Task goal >>
Copy the entries exactly. Leave nothing out and add nothing.

Excerpted data >>

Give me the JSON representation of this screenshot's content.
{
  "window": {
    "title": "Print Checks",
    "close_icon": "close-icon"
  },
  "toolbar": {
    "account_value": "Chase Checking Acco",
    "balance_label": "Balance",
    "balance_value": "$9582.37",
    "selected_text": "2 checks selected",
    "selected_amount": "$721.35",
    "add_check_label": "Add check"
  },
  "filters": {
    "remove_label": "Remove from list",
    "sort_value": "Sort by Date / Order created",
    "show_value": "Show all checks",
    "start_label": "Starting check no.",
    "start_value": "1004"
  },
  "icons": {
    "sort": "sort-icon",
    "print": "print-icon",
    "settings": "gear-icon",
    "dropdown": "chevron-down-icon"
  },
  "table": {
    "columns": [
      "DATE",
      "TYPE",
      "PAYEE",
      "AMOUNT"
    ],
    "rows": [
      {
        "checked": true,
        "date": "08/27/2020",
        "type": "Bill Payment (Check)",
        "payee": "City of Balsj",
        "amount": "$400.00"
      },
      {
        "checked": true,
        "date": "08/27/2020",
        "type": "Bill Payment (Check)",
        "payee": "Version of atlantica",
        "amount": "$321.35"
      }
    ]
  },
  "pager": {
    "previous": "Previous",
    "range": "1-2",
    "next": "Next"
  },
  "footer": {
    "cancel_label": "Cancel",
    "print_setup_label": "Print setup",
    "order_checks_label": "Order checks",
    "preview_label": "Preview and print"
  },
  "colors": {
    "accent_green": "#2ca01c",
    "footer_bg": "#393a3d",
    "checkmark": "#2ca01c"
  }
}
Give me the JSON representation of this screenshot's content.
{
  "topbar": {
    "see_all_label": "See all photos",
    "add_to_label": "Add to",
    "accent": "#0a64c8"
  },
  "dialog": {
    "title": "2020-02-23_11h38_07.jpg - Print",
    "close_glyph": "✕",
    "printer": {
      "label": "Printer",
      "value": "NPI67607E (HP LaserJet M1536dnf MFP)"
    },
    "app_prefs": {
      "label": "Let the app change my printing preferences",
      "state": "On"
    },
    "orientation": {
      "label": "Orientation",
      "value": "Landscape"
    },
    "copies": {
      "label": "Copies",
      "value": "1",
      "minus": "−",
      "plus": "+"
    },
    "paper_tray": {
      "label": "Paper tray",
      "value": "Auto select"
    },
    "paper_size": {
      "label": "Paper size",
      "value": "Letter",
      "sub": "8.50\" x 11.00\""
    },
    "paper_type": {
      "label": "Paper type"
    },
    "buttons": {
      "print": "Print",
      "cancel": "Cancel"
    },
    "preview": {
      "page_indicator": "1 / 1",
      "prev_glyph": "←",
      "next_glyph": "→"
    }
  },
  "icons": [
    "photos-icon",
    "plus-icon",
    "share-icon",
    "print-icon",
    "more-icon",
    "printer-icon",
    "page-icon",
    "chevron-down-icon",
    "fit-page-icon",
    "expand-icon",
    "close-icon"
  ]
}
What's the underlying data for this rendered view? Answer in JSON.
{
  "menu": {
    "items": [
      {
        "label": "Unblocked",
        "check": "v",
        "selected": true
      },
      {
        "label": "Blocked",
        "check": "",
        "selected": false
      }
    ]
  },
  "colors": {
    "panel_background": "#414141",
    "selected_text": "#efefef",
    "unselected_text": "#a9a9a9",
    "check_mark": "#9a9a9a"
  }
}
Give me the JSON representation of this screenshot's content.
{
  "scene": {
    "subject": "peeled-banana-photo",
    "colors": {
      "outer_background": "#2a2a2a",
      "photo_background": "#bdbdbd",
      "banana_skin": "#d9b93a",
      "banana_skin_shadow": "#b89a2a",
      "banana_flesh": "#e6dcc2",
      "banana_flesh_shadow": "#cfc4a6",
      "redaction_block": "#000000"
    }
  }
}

Reply to the task >>
Give me the JSON representation of this screenshot's content.
{
  "window": {
    "title": "Print Checks",
    "close_icon": "close-icon"
  },
  "toolbar": {
    "account_value": "Chase Checking Acco",
    "balance_label": "Balance",
    "balance_value": "$9582.37",
    "selected_text": "2 checks selected",
    "selected_amount": "$721.35",
    "add_check_label": "Add check"
  },
  "filters": {
    "remove_label": "Remove from list",
    "sort_value": "Sort by Date / Order created",
    "show_value": "Show all checks",
    "start_label": "Starting check no.",
    "start_value": "1004"
  },
  "icons": {
    "sort": "sort-icon",
    "print": "print-icon",
    "settings": "gear-icon",
    "dropdown": "chevron-down-icon"
  },
  "table": {
    "columns": [
      "DATE",
      "TYPE",
      "PAYEE",
      "AMOUNT"
    ],
    "rows": [
      {
        "checked": true,
        "date": "08/27/2020",
        "type": "Bill Payment (Check)",
        "payee": "City of Balsj",
        "amount": "$400.00"
      },
      {
        "checked": true,
        "date": "08/27/2020",
        "type": "Bill Payment (Check)",
        "payee": "Version of atlantica",
        "amount": "$321.35"
      }
    ]
  },
  "pager": {
    "previous": "Previous",
    "range": "1-2",
    "next": "Next"
  },
  "footer": {
    "cancel_label": "Cancel",
    "print_setup_label": "Print setup",
    "order_checks_label": "Order checks",
    "preview_label": "Preview and print"
  },
  "colors": {
    "accent_green": "#2ca01c",
    "footer_bg": "#393a3d",
    "checkmark": "#2ca01c"
  }
}
Give me the JSON representation of this screenshot's content.
{
  "topbar": {
    "see_all_label": "See all photos",
    "add_to_label": "Add to",
    "accent": "#0a64c8"
  },
  "dialog": {
    "title": "2020-02-23_11h38_07.jpg - Print",
    "close_glyph": "✕",
    "printer": {
      "label": "Printer",
      "value": "NPI67607E (HP LaserJet M1536dnf MFP)"
    },
    "app_prefs": {
      "label": "Let the app change my printing preferences",
      "state": "On"
    },
    "orientation": {
      "label": "Orientation",
      "value": "Landscape"
    },
    "copies": {
      "label": "Copies",
      "value": "1",
      "minus": "−",
      "plus": "+"
    },
    "paper_tray": {
      "label": "Paper tray",
      "value": "Auto select"
    },
    "paper_size": {
      "label": "Paper size",
      "value": "Letter",
      "sub": "8.50\" x 11.00\""
    },
    "paper_type": {
      "label": "Paper type"
    },
    "buttons": {
      "print": "Print",
      "cancel": "Cancel"
    },
    "preview": {
      "page_indicator": "1 / 1",
      "prev_glyph": "←",
      "next_glyph": "→"
    }
  },
  "icons": [
    "photos-icon",
    "plus-icon",
    "share-icon",
    "print-icon",
    "more-icon",
    "printer-icon",
    "page-icon",
    "chevron-down-icon",
    "fit-page-icon",
    "expand-icon",
    "close-icon"
  ]
}
What's the underlying data for this rendered view? Answer in JSON.
{
  "menu": {
    "items": [
      {
        "label": "Unblocked",
        "check": "v",
        "selected": true
      },
      {
        "label": "Blocked",
        "check": "",
        "selected": false
      }
    ]
  },
  "colors": {
    "panel_background": "#414141",
    "selected_text": "#efefef",
    "unselected_text": "#a9a9a9",
    "check_mark": "#9a9a9a"
  }
}
Give me the JSON representation of this screenshot's content.
{
  "scene": {
    "subject": "peeled-banana-photo",
    "colors": {
      "outer_background": "#2a2a2a",
      "photo_background": "#bdbdbd",
      "banana_skin": "#d9b93a",
      "banana_skin_shadow": "#b89a2a",
      "banana_flesh": "#e6dcc2",
      "banana_flesh_shadow": "#cfc4a6",
      "redaction_block": "#000000"
    }
  }
}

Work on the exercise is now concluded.